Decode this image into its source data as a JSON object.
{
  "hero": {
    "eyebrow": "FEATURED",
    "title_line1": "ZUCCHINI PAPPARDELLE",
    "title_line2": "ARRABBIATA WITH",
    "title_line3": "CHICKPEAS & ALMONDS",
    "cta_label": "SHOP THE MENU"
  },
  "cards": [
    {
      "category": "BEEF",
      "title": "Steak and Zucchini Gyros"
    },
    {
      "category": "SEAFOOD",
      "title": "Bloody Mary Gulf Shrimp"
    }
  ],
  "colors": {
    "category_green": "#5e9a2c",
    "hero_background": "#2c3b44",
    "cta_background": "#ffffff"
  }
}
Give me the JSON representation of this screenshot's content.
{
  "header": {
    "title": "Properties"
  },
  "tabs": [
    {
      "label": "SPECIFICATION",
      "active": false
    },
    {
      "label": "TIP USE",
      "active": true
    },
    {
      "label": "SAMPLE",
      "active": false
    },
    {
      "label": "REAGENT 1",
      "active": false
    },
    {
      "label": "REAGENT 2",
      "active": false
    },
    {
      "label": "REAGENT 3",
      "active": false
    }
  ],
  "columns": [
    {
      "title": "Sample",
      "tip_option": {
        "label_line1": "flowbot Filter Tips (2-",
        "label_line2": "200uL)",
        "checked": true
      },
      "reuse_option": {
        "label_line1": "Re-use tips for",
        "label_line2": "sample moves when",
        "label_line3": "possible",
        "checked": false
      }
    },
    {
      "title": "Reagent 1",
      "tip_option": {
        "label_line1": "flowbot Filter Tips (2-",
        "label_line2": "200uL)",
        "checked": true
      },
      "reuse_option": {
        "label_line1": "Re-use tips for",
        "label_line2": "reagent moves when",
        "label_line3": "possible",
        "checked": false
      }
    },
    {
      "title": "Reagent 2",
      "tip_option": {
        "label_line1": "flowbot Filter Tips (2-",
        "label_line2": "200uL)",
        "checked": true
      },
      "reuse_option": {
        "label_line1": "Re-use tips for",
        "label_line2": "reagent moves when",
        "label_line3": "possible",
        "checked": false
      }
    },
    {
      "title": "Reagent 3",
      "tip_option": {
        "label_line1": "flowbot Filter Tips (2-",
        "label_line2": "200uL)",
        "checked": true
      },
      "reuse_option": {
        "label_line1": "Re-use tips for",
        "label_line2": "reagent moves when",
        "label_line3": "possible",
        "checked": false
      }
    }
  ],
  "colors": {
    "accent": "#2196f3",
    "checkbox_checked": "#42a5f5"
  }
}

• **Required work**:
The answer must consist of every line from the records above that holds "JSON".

• **Answer space**:
Decode this image into its source data as a JSON object.
Give me the JSON representation of this screenshot's content.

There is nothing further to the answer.